Beginning around 12,000 – 14,000 B.C.E., animal husbandry had developed in central north Africa. By 9,000 B.C.E., agriculture had matured in Mesopotamia to the point that it allowed the construction of some of the world’s first cities. Agriculture afforded the new city states the luxury of free time. No longer did everyone have to hunt and scavenge for food each day, because there were now reserves of grain that aided people when game was scarce. No longer required to be hunters, many urban dwellers could specialize and they often constructed tools and implements that farmers could use, so there developed a symbiosis between the city and the countryside.

That symbiotic relationship figures heavily in metaphorical form in the Epic of Gilgamesh, where the to key characters (both male) Gilgamesh and Enkidu represented the city (Uruk) and Enkidu the country. The Epic highlights the mutual interdependence of the city with the country by informing the reader that the two characters were surprisingly intimate (shall we say liberal?) for what we may today na├»vely consider the perceived mores of the ancient Middle East. But this metaphor is representative of the founding of urban culture itself – the interdependence of roles in society, despite farmers and urbanites living very different lives.

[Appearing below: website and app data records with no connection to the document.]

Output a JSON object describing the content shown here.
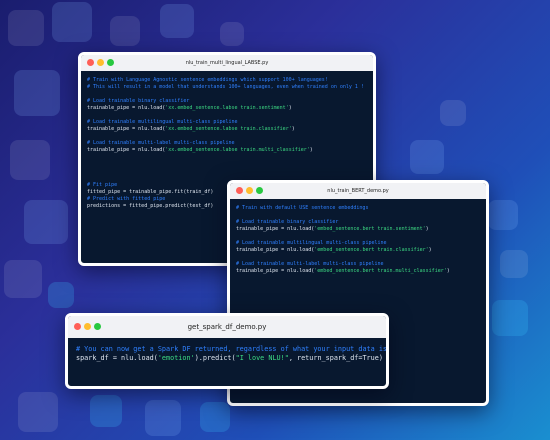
{
  "windows": {
    "w1": {
      "title": "nlu_train_multi_lingual_LABSE.py",
      "lines": [
        {
          "type": "comment",
          "text": "# Train with Language Agnostic sentence embeddings which support 100+ languages!"
        },
        {
          "type": "comment",
          "text": "# This will result in a model that understands 100+ languages, even when trained on only 1 !"
        },
        {
          "type": "blank",
          "text": ""
        },
        {
          "type": "comment",
          "text": "# Load trainable binary classifier"
        },
        {
          "type": "code",
          "pre": "trainable_pipe = nlu.load(",
          "str": "'xx.embed_sentence.labse train.sentiment'",
          "post": ")"
        },
        {
          "type": "blank",
          "text": ""
        },
        {
          "type": "comment",
          "text": "# Load trainable multilingual multi-class pipeline"
        },
        {
          "type": "code",
          "pre": "trainable_pipe = nlu.load(",
          "str": "'xx.embed_sentence.labse train.classifier'",
          "post": ")"
        },
        {
          "type": "blank",
          "text": ""
        },
        {
          "type": "comment",
          "text": "# Load trainable multi-label multi-class pipeline"
        },
        {
          "type": "code",
          "pre": "trainable_pipe = nlu.load(",
          "str": "'xx.embed_sentence.labse train.multi_classifier'",
          "post": ")"
        },
        {
          "type": "blank",
          "text": ""
        },
        {
          "type": "blank",
          "text": ""
        },
        {
          "type": "blank",
          "text": ""
        },
        {
          "type": "blank",
          "text": ""
        },
        {
          "type": "comment",
          "text": "# Fit pipe"
        },
        {
          "type": "code",
          "pre": "fitted_pipe = trainable_pipe.fit(train_df)",
          "str": "",
          "post": ""
        },
        {
          "type": "comment",
          "text": "# Predict with fitted pipe"
        },
        {
          "type": "code",
          "pre": "predictions = fitted_pipe.predict(test_df)",
          "str": "",
          "post": ""
        }
      ]
    },
    "w2": {
      "title": "nlu_train_BERT_demo.py",
      "lines": [
        {
          "type": "comment",
          "text": "# Train with default USE sentence embeddings"
        },
        {
          "type": "blank",
          "text": ""
        },
        {
          "type": "comment",
          "text": "# Load trainable binary classifier"
        },
        {
          "type": "code",
          "pre": "trainable_pipe = nlu.load(",
          "str": "'embed_sentence.bert train.sentiment'",
          "post": ")"
        },
        {
          "type": "blank",
          "text": ""
        },
        {
          "type": "comment",
          "text": "# Load trainable multilingual multi-class pipeline"
        },
        {
          "type": "code",
          "pre": "trainable_pipe = nlu.load(",
          "str": "'embed_sentence.bert train.classifier'",
          "post": ")"
        },
        {
          "type": "blank",
          "text": ""
        },
        {
          "type": "comment",
          "text": "# Load trainable multi-label multi-class pipeline"
        },
        {
          "type": "code",
          "pre": "trainable_pipe = nlu.load(",
          "str": "'embed_sentence.bert train.multi_classifier'",
          "post": ")"
        }
      ]
    },
    "w3": {
      "title": "get_spark_df_demo.py",
      "lines": [
        {
          "type": "comment",
          "text": "# You can now get a Spark DF returned, regardless of what your input data is!"
        },
        {
          "type": "code",
          "pre": "spark_df = nlu.load(",
          "str": "'emotion'",
          "mid": ").predict(",
          "str2": "\"I love NLU!\"",
          "post": ", return_spark_df=True)"
        }
      ]
    }
  },
  "colors": {
    "comment": "#2f80ff",
    "string": "#3ddc84",
    "text": "#dfe6f0",
    "editor_bg": "#08182f"
  },
  "icons": [
    "close-dot-icon",
    "minimize-dot-icon",
    "maximize-dot-icon"
  ]
}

One of the world’s oldest extant pieces of literature, the oldest cuneiform tablets with early portions of the story date to as far back as 2150 B.C.E., though the oral tradition may be far older. It also describes an account similar to the Biblical flood – though its clay tablets were enscribed before the Bibllical scrolls. Most of all, the Epic of Gilgamesh describes some beliefs and conditions (natural and supernatural) that people enscribed into clay tablets very long ago. It is worth a read simply to find out how people thought and communicated back then and to learn what things in society then are similar to today and what things are different.